Consciously Surreal: Photography, the Uncanny, and the Body

January 12 - May 8, 2016

Championed as a medium capable of yielding unmediated copies of nature, photography is often believed to operate in the realm of the factual. The works on view in Consciously Surreal challenged this notion of photographic truth through the purposeful engagement of experimental techniques, fragmentation of the body, and chance encounters. Either positioned on the periphery of Surrealism or working well beyond the movement’s heyday, the artists highlighted in this exhibition nonetheless engaged with surrealist concerns in a variety of ways.

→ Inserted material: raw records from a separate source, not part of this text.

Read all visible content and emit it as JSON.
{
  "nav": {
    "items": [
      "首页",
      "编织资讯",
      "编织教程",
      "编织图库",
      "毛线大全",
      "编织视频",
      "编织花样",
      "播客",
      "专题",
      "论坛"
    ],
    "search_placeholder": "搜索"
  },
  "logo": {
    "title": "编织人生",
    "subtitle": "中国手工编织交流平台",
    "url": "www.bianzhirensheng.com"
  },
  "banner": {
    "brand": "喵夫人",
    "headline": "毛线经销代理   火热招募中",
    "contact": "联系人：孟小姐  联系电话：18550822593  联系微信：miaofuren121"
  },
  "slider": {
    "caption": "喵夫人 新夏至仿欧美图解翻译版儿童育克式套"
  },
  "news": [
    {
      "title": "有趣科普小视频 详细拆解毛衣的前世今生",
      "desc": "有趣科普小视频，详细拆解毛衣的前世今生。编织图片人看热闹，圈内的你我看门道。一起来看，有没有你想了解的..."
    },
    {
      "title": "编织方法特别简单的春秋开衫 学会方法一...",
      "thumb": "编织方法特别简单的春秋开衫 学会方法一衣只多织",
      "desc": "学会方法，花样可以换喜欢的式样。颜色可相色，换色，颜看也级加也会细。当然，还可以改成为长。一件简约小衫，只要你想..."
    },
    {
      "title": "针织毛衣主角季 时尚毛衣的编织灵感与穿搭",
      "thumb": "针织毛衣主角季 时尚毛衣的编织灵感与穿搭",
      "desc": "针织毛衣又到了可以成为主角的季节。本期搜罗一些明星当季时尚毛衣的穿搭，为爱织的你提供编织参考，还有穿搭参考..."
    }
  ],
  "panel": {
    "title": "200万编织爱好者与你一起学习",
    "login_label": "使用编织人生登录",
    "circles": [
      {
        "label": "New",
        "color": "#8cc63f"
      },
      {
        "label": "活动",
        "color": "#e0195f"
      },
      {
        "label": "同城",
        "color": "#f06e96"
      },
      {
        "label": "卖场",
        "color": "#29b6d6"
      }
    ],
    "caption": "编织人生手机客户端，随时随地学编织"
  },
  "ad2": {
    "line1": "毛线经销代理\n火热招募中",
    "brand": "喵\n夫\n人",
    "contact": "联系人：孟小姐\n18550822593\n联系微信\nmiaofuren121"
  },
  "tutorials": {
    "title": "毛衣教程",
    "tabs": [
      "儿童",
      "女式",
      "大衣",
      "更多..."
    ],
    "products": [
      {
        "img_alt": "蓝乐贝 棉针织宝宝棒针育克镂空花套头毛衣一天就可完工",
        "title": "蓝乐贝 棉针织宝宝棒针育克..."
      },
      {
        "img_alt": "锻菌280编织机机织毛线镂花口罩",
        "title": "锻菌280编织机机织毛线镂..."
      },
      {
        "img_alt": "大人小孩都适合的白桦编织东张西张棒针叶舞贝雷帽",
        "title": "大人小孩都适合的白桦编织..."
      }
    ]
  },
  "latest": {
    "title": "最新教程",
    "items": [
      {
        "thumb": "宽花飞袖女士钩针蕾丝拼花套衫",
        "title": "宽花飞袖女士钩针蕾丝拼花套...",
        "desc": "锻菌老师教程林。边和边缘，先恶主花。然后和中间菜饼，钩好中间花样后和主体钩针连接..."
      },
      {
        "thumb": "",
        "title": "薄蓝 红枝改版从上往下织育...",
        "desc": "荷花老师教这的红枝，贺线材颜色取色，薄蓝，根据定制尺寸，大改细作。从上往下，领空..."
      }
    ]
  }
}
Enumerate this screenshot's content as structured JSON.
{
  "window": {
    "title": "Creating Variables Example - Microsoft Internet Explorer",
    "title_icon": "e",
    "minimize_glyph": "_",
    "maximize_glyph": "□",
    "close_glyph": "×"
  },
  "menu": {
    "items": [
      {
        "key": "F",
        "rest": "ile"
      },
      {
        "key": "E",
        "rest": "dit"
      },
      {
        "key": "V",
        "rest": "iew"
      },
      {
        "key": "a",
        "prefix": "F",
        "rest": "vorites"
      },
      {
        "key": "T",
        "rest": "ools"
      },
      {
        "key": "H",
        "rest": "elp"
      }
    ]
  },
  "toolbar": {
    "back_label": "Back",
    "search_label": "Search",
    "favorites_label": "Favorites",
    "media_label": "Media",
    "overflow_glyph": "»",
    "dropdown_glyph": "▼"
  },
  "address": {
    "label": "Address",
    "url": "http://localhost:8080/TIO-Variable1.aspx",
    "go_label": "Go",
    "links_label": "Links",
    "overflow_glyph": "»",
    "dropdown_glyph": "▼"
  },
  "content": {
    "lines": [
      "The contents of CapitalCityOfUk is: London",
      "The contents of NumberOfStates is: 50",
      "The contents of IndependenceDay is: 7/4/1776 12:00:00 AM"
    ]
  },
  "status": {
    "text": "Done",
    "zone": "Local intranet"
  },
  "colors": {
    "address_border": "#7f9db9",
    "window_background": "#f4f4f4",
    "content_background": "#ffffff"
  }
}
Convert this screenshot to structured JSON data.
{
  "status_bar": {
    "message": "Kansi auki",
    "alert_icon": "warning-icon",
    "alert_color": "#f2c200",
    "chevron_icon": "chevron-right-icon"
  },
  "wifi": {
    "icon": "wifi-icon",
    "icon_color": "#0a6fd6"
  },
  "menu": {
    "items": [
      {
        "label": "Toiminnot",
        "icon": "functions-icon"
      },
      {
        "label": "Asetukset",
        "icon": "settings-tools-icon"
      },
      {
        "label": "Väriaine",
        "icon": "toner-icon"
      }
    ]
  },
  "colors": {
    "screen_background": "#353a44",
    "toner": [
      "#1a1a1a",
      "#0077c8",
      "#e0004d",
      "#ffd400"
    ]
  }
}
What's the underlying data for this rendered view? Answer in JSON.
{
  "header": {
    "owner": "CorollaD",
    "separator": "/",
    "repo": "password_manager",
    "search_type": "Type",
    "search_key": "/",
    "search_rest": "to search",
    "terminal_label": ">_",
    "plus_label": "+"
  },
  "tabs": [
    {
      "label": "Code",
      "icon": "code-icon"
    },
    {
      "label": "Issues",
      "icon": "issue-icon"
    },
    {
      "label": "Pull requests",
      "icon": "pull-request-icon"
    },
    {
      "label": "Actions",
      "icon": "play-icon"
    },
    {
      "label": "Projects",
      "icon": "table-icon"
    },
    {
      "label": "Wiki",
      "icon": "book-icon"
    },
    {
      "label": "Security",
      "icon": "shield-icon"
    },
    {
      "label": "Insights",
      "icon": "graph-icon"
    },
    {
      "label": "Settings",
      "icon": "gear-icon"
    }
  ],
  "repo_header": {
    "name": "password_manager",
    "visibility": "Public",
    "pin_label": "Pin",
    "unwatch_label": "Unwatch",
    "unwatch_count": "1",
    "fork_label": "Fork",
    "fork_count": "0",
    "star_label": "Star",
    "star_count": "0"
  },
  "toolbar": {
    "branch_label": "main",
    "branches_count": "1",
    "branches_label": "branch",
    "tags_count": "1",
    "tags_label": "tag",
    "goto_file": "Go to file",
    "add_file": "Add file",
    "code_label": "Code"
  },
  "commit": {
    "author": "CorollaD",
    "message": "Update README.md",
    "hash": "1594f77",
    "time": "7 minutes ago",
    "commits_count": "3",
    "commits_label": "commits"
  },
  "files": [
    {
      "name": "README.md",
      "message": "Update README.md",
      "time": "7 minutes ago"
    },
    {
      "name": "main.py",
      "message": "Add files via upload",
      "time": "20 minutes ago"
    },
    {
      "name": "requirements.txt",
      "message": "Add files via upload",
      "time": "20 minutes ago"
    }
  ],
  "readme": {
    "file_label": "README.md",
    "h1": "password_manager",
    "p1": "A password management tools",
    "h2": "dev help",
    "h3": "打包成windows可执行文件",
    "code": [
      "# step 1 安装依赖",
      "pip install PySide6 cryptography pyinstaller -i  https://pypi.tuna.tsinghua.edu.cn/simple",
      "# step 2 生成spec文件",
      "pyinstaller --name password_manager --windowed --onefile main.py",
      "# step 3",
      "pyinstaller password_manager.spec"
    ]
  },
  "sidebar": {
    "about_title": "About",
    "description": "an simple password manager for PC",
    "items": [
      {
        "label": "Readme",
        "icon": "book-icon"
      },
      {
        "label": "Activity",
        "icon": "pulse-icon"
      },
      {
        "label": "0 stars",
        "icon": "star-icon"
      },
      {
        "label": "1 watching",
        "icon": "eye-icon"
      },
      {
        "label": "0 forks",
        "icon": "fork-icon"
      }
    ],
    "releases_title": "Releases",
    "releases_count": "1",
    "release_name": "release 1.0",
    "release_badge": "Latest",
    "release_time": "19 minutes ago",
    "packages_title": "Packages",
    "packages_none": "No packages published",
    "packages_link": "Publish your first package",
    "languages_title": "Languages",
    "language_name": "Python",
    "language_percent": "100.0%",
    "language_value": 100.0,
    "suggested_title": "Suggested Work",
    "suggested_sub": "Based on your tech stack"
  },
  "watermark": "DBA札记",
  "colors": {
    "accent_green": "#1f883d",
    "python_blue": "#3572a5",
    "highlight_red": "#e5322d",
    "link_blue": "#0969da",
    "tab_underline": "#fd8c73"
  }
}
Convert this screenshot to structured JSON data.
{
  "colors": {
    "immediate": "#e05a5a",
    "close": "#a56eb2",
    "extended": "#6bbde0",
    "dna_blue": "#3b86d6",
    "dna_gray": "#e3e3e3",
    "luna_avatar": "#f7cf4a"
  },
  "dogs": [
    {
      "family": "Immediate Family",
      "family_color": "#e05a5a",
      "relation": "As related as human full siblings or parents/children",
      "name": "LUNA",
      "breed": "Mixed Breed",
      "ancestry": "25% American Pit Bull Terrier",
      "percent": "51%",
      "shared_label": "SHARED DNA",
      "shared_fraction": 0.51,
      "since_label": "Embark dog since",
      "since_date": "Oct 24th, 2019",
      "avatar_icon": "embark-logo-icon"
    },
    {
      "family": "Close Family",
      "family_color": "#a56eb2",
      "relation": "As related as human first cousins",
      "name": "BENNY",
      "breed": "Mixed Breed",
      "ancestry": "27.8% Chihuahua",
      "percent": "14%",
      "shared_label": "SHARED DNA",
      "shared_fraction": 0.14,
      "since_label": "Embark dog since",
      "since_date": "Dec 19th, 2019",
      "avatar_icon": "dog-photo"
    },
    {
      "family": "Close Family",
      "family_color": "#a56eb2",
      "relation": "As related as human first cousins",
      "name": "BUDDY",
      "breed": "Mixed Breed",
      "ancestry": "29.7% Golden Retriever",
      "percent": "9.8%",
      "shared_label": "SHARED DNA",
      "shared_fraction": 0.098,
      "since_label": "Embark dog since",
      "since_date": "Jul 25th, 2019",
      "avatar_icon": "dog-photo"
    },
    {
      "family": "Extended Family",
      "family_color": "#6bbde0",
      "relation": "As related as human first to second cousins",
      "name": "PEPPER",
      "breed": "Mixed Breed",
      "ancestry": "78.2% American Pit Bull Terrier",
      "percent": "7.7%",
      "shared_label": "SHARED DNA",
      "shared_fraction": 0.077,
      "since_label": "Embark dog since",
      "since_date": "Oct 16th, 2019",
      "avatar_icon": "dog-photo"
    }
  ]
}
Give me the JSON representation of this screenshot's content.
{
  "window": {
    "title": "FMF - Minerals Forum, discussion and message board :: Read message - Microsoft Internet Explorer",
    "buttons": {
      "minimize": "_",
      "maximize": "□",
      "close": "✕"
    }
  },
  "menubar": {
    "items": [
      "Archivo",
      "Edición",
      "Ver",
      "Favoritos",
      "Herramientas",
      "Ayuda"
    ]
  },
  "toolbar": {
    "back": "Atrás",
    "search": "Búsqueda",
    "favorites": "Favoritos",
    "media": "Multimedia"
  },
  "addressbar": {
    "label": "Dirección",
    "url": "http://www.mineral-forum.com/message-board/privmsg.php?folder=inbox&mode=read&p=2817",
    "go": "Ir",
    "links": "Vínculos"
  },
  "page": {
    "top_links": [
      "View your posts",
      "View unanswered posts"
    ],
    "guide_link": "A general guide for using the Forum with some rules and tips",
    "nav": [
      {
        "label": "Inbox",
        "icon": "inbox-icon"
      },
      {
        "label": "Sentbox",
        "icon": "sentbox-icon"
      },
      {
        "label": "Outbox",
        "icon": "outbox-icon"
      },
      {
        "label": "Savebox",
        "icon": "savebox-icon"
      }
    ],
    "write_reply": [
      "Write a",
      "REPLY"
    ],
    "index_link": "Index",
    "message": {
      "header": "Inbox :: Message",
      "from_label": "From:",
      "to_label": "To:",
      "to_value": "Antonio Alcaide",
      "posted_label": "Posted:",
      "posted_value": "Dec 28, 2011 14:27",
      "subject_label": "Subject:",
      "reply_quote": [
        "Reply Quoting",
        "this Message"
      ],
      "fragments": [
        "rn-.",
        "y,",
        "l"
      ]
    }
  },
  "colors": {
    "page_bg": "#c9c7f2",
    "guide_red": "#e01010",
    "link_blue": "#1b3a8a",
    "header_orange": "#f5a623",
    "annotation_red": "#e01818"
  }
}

Works by David Teplica, Robert Heinecken, and Manuel Alvarez Bravo duplicated, cropped, and framed the body in such a way that denied its status as a unified whole, echoing the Surrealists’ preoccupation with deconstructing and reconfiguring the human form. In merging the fantastic with the banal, documentary photographers Walker Evans and Frank Paulin faithfully recorded incidences of the uncanny in rural America and the streets of New York respectively. Not afraid to experiment in the darkroom, Jerry Uelsmann and Bernard Siegel combined, overlapped, and overexposed negatives as a means to arrive at both landscape and portrait images that are rather unexpected.


Other photographers represented in the exhibition included Gail Chase, Konrad Cramer, Adam Fuss, David Graham, Ann Hamilton, Barbara Morgan, Alexander Rodchenko, and Joel-Peter Witkin.


Organized by the Palmer Museum of Art.